▶ _TASK REQUIREMENTS_
Skip the pictures and return every entry exactly as written.

▶ _RECORDS_
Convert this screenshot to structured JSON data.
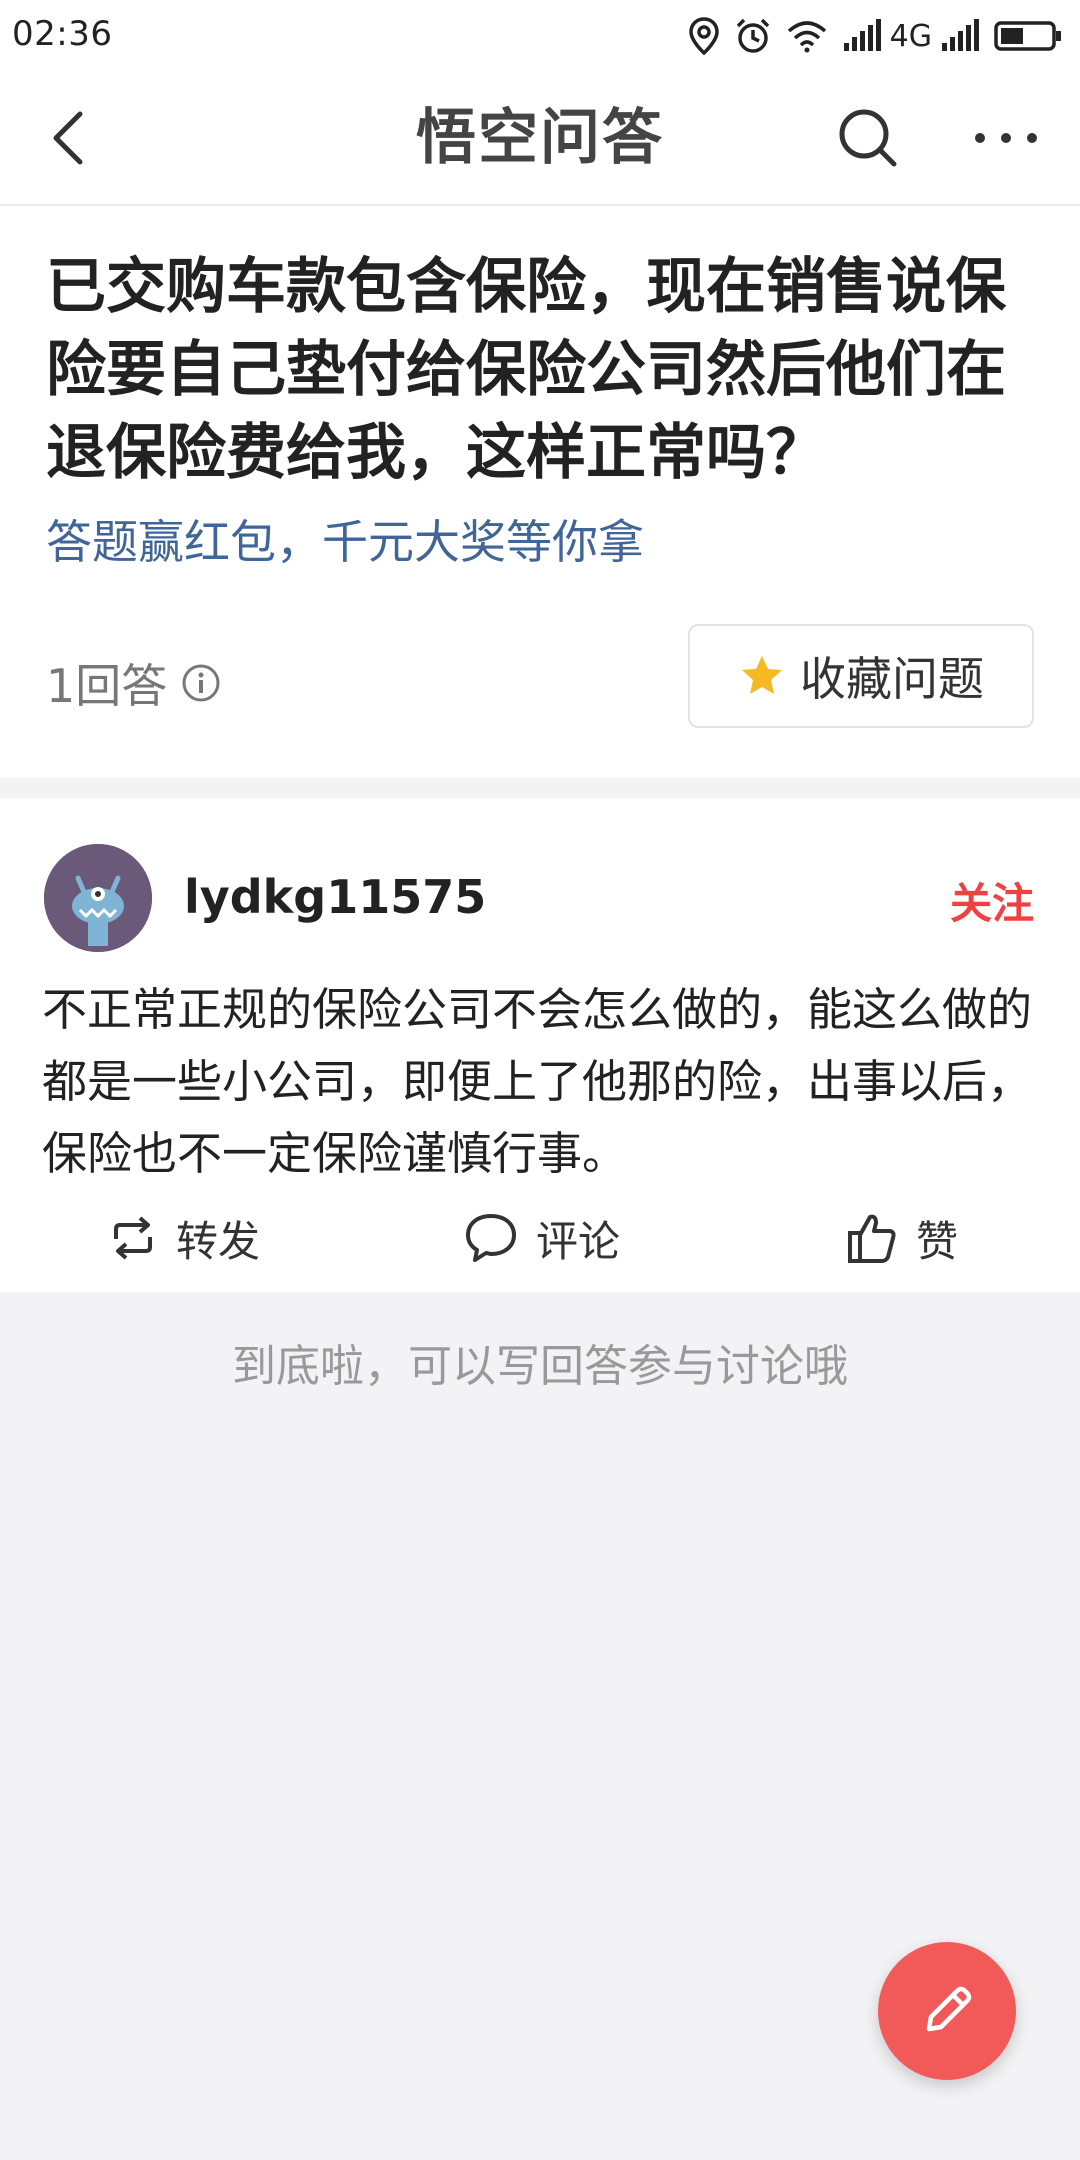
{
  "status_bar": {
    "time": "02:36",
    "network": "4G",
    "icons": [
      "location-icon",
      "alarm-icon",
      "wifi-icon",
      "signal-icon",
      "signal-icon",
      "battery-icon"
    ]
  },
  "nav": {
    "title": "悟空问答",
    "back_icon": "back-arrow-icon",
    "search_icon": "search-icon",
    "more_icon": "more-icon"
  },
  "question": {
    "title": "已交购车款包含保险，现在销售说保险要自己垫付给保险公司然后他们在退保险费给我，这样正常吗？",
    "promo": "答题赢红包，千元大奖等你拿",
    "answer_count": "1回答",
    "favorite_label": "收藏问题"
  },
  "answer": {
    "author": "lydkg11575",
    "follow_label": "关注",
    "content": "不正常正规的保险公司不会怎么做的，能这么做的都是一些小公司，即便上了他那的险，出事以后，保险也不一定保险谨慎行事。",
    "actions": {
      "share": "转发",
      "comment": "评论",
      "like": "赞"
    }
  },
  "footer_hint": "到底啦，可以写回答参与讨论哦",
  "colors": {
    "accent_red": "#f04142",
    "link_blue": "#406599",
    "fab": "#f25a5a",
    "star": "#f5b922"
  }
}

▶ _TASK OUTPUT_
Convert this screenshot to structured JSON data.
{
  "status_bar": {
    "time": "02:36",
    "network": "4G",
    "icons": [
      "location-icon",
      "alarm-icon",
      "wifi-icon",
      "signal-icon",
      "signal-icon",
      "battery-icon"
    ]
  },
  "nav": {
    "title": "悟空问答",
    "back_icon": "back-arrow-icon",
    "search_icon": "search-icon",
    "more_icon": "more-icon"
  },
  "question": {
    "title": "已交购车款包含保险，现在销售说保险要自己垫付给保险公司然后他们在退保险费给我，这样正常吗？",
    "promo": "答题赢红包，千元大奖等你拿",
    "answer_count": "1回答",
    "favorite_label": "收藏问题"
  },
  "answer": {
    "author": "lydkg11575",
    "follow_label": "关注",
    "content": "不正常正规的保险公司不会怎么做的，能这么做的都是一些小公司，即便上了他那的险，出事以后，保险也不一定保险谨慎行事。",
    "actions": {
      "share": "转发",
      "comment": "评论",
      "like": "赞"
    }
  },
  "footer_hint": "到底啦，可以写回答参与讨论哦",
  "colors": {
    "accent_red": "#f04142",
    "link_blue": "#406599",
    "fab": "#f25a5a",
    "star": "#f5b922"
  }
}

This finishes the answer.